Healthcare Cuts – Can We Take More Austerity?
It’s no secret that the economy is in a little bit of trouble. There’s the prospect that the UK economy could be heading towards a ‘triple-dip’ recession, which has given the current coalition government reason to try and slash their annual budget. Many departments including welfare and security are feeling the pinch, but it seems that healthcare could be affected more than most.
Governments all over the world are looking to reduce their spending, with many faced by growing mountains of debt caused by rising unemployment, bailing out of companies deemed ‘too big to fail’ and general overspending in better times. To try and combat the debt, some governments are left with little choice but to implement austerity measures.
Healthcare: no longer a sacred cow
Healthcare is among the biggest areas of spending for many nations. While an essential service, some politicians are opposed to the idea of universal healthcare, while others believe that to try and reduce spending, privatisation or partial closure of some services are vital. In any event, healthcare is among the first things to suffer during prolonged periods of economic misery.

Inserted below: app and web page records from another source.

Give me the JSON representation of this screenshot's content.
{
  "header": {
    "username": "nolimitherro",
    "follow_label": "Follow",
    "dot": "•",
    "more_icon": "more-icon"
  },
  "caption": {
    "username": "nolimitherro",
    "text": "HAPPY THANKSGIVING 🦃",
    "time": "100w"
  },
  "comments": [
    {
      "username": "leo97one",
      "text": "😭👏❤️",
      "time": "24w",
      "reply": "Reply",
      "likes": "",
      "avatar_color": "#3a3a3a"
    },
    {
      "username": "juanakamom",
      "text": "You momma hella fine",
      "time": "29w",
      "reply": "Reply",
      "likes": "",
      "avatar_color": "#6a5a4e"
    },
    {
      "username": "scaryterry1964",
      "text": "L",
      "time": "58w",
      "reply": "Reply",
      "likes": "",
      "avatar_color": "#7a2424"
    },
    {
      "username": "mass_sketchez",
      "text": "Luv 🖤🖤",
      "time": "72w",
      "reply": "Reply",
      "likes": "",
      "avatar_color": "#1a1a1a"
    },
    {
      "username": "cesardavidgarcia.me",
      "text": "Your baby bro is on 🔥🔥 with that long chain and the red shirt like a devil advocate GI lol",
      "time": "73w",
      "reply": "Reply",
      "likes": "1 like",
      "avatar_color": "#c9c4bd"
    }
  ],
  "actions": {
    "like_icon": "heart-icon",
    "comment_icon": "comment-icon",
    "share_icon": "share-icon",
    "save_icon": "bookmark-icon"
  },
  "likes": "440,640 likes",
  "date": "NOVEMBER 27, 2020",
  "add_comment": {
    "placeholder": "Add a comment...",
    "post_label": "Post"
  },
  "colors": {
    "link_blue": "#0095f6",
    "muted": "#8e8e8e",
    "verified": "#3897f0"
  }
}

In recent months, closures of wards, accident and emergency (A&E) services and even entire hospitals have been approved to the dismay of local communities. As a result, protests like those in the Lewisham area of London have taken place, with some managing to reverse the decisions made by healthcare bosses, but that’s not always the case.
Waiting too long
Another consequence of healthcare cuts is that those services are spared from being culled entirely are more than likely to get worse. Pressure to reduce spending can sometimes mean that skilled nurses, doctors, surgeons and even admin staff and cleaners are made redundant, leaving less staff to do more work.
This could be catastrophic, as overworked members of staff are less likely to do a good job. Also, if there are less people to work in a hospital or health centre, dirtier wards and equipment, slower response times and longer waiting lists for operations are potentially something that could become the norm.
Longer waiting times in A&E departments in particular are becoming a problem for many patients. According to an article on medicalsolicitors.co.uk, some patients admitted to A&E after serious accidents are being made to wait in excess of four hours before they get to see a doctor to find out what’s wrong with them.
A possible solution
The issue of waiting times is a thorny issue, but in the Isle of Man, it seems that they’re trying to tackle the problem of waiting in hospital for urgent medical attention. Waiting lists for operations are an even bigger problem, with some waiting as much as eight months before they’re able to have surgery performed on them.
Whether the island’s health minister will be true to their word is unknown, but it’s clear that cutbacks to healthcare are only making matters worse.